--- RECORDS FOR PROCESSING Enclosed Below ---

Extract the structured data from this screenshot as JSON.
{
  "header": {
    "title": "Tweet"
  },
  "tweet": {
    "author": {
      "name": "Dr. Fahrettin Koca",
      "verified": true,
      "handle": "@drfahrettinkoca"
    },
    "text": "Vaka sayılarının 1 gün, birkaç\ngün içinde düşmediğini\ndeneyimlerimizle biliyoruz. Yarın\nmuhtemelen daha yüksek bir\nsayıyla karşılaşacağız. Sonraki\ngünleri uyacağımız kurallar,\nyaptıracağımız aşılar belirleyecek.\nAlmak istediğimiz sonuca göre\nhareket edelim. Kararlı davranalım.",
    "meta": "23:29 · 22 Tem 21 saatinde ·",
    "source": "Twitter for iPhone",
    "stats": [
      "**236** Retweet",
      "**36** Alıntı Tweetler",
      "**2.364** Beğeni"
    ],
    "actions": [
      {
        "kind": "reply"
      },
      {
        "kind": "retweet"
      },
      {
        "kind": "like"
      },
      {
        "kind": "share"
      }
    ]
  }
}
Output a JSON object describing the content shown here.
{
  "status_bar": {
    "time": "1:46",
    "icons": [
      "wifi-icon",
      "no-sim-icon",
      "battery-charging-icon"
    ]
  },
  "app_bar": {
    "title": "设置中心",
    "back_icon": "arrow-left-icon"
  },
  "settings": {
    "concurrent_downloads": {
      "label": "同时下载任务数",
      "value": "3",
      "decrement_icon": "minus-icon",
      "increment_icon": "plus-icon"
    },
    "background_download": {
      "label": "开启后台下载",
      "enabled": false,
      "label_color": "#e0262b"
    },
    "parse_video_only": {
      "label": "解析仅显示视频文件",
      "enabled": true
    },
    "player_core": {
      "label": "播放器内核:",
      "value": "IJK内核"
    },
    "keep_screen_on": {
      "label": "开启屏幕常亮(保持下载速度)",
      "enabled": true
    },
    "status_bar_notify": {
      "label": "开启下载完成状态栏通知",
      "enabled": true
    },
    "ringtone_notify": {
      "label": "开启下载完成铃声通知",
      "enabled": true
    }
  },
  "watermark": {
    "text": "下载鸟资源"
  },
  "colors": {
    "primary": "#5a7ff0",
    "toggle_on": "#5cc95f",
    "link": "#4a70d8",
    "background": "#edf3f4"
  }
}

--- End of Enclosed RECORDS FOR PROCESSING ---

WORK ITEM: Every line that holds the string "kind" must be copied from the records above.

TASK OUTPUT:
        "kind": "reply"
        "kind": "retweet"
        "kind": "like"
        "kind": "share"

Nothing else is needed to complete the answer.